**Excerpted data**
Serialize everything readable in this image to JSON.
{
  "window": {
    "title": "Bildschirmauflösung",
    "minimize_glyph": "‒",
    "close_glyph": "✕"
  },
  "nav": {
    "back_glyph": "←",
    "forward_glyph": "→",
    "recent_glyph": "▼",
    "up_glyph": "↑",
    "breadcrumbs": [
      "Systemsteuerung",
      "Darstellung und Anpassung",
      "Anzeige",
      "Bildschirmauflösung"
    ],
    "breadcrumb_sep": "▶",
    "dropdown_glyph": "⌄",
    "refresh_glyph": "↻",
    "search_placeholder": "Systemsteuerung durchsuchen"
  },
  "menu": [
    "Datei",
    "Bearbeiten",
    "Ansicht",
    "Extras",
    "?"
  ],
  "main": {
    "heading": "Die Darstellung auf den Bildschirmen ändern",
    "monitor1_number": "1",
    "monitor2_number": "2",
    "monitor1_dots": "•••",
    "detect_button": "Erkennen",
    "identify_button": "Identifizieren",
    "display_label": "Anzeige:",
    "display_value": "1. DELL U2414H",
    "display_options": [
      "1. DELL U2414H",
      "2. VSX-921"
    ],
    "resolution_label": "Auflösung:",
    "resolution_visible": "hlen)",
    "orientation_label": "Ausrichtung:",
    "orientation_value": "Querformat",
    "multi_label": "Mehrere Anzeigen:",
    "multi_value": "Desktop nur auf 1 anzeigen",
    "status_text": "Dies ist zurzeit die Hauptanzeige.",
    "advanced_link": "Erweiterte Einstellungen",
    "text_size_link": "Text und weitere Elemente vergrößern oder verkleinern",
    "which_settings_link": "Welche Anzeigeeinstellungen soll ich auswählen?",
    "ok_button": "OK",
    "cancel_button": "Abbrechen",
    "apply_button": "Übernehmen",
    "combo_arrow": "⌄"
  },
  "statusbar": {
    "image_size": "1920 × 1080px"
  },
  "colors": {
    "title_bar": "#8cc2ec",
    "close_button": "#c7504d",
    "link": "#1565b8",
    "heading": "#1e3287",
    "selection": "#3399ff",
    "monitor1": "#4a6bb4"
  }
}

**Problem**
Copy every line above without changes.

**Answer space**
Serialize everything readable in this image to JSON.
{
  "window": {
    "title": "Bildschirmauflösung",
    "minimize_glyph": "‒",
    "close_glyph": "✕"
  },
  "nav": {
    "back_glyph": "←",
    "forward_glyph": "→",
    "recent_glyph": "▼",
    "up_glyph": "↑",
    "breadcrumbs": [
      "Systemsteuerung",
      "Darstellung und Anpassung",
      "Anzeige",
      "Bildschirmauflösung"
    ],
    "breadcrumb_sep": "▶",
    "dropdown_glyph": "⌄",
    "refresh_glyph": "↻",
    "search_placeholder": "Systemsteuerung durchsuchen"
  },
  "menu": [
    "Datei",
    "Bearbeiten",
    "Ansicht",
    "Extras",
    "?"
  ],
  "main": {
    "heading": "Die Darstellung auf den Bildschirmen ändern",
    "monitor1_number": "1",
    "monitor2_number": "2",
    "monitor1_dots": "•••",
    "detect_button": "Erkennen",
    "identify_button": "Identifizieren",
    "display_label": "Anzeige:",
    "display_value": "1. DELL U2414H",
    "display_options": [
      "1. DELL U2414H",
      "2. VSX-921"
    ],
    "resolution_label": "Auflösung:",
    "resolution_visible": "hlen)",
    "orientation_label": "Ausrichtung:",
    "orientation_value": "Querformat",
    "multi_label": "Mehrere Anzeigen:",
    "multi_value": "Desktop nur auf 1 anzeigen",
    "status_text": "Dies ist zurzeit die Hauptanzeige.",
    "advanced_link": "Erweiterte Einstellungen",
    "text_size_link": "Text und weitere Elemente vergrößern oder verkleinern",
    "which_settings_link": "Welche Anzeigeeinstellungen soll ich auswählen?",
    "ok_button": "OK",
    "cancel_button": "Abbrechen",
    "apply_button": "Übernehmen",
    "combo_arrow": "⌄"
  },
  "statusbar": {
    "image_size": "1920 × 1080px"
  },
  "colors": {
    "title_bar": "#8cc2ec",
    "close_button": "#c7504d",
    "link": "#1565b8",
    "heading": "#1e3287",
    "selection": "#3399ff",
    "monitor1": "#4a6bb4"
  }
}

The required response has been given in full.